Last week, HMRC announced plans to penalise company directors who intentionally breach the rules of the UK Government’s furlough scheme as part of new rules being introduced in the forthcoming Finance Bill 2020, the Financial Times has reported. This reportedly includes circumstances where a director did not know about a co-director’s fraudulent conduct.
Under the proposed legislation, payments under the Coronavirus Job Retention Scheme (CJRS) will be treated as taxable income. As well as the Finance Bill 2020 setting out extensive provisions about the tax implications of this, it is proposed that HMRC will be granted additional compliance and enforcement powers to, for example, impose a 100% tax charge on anyone who has received a payment under the scheme to which they were not entitled, or in circumstances where the funds paid out were misapplied (in cases where it was not used to pay employee costs, for example).
However, of particular note – and potential worry for some – is that HMRC reportedly also propose to make company officers jointly and severally liable for penalties raised in relation to CJRS payments. It is reported that the potential penalties will apply in cases of deliberate fraud but could also catch directors who unintentionally breached the rules or who did not know that their fellow directors had made a claim under the scheme. This may result in directors being liable to make payments even in circumstances where they did not personally benefit from any CJRS payments.
There have been a series of alarms raised, by HMRC and a large number of other organisations, of the growing risk of fraud relating to Covid-19. This includes fraudulent claims for payments under the CJRS. These new powers – indicating HMRC’s intention to take a strong approach to recovering any payments made as a result of fraud – may therefore be just the start of a new wave of anti-fraud enforcement arising out of the current health crisis.
It remains to be seen exactly what form these measures will take when they come into force and scrutiny of the Finance Bill 2020 is ongoing. However, directors are well advised to check whether any CJRS claims have been made on behalf of companies of which they are officers, ensure that any such claims were made in accordance with the rules and confirm that any payments received were then applied properly.
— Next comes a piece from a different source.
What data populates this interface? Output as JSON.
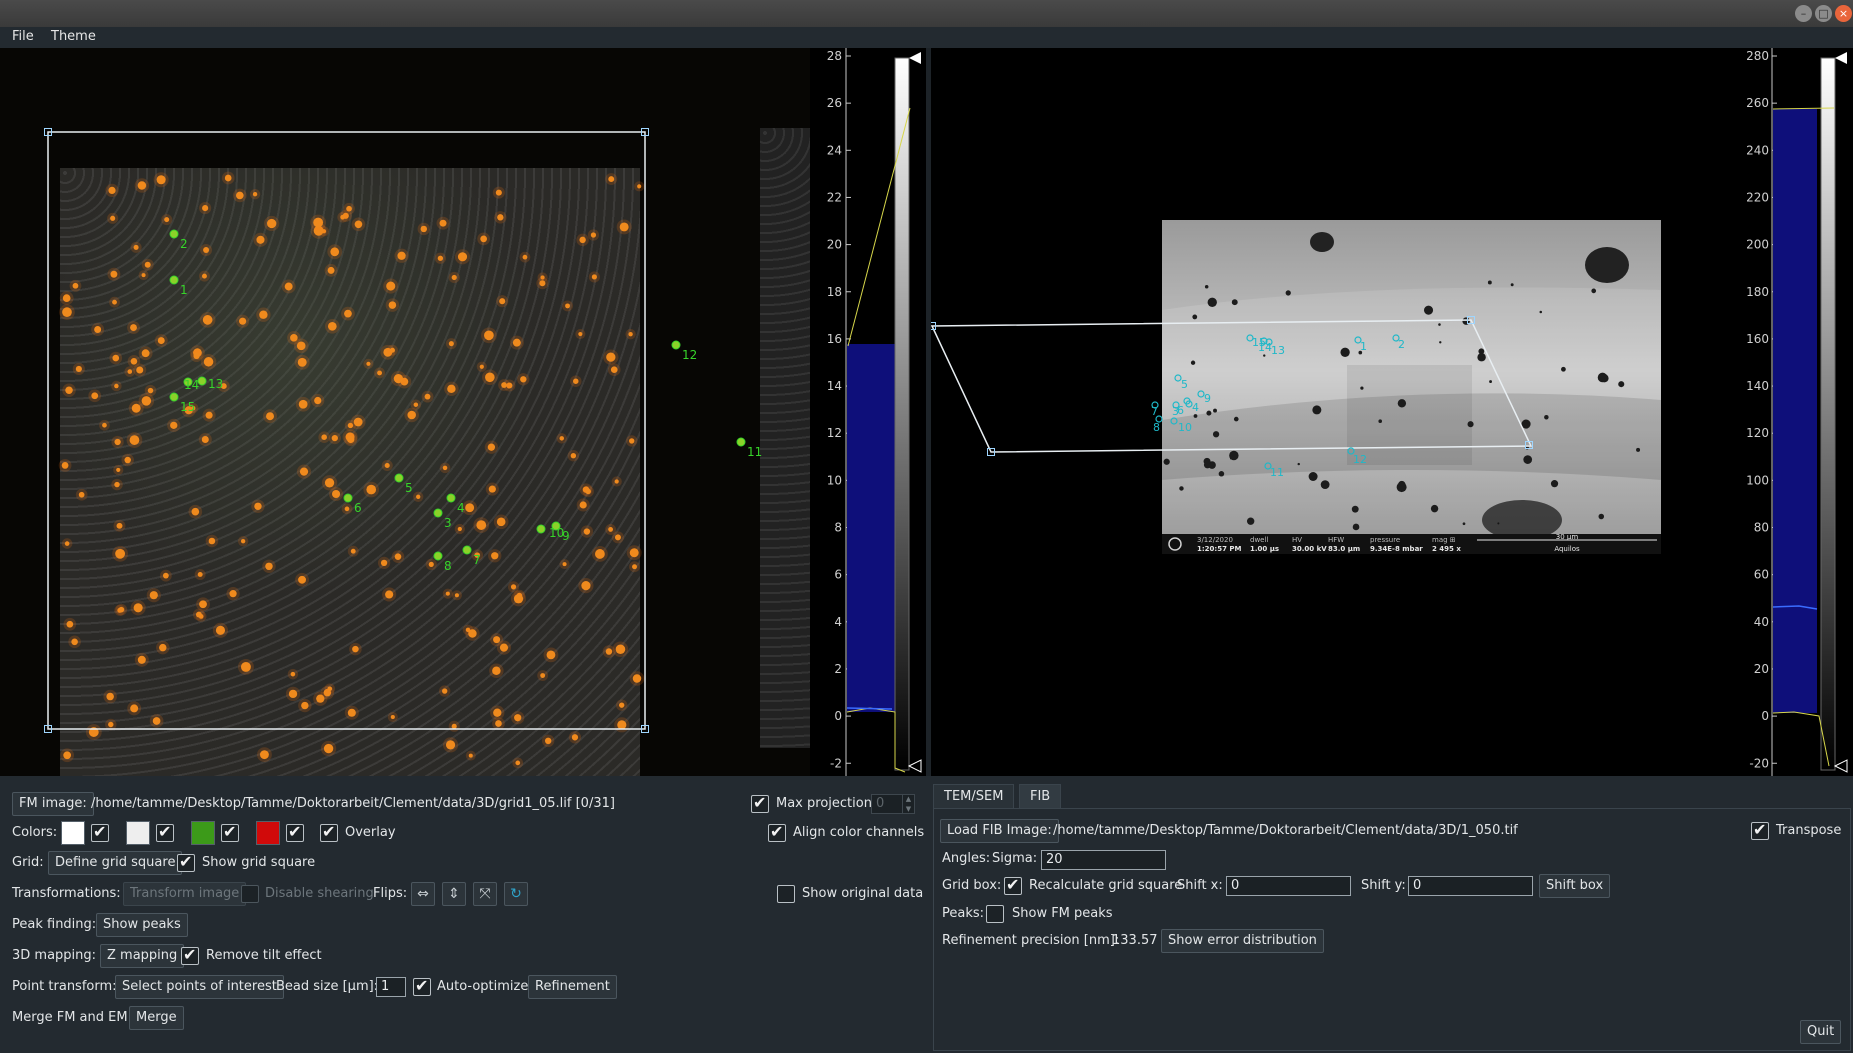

"The taxman said it would hold directors "jointly and severally" liable for a penalty on the assumption "each partner is taken to know anything that any of the other partners knows"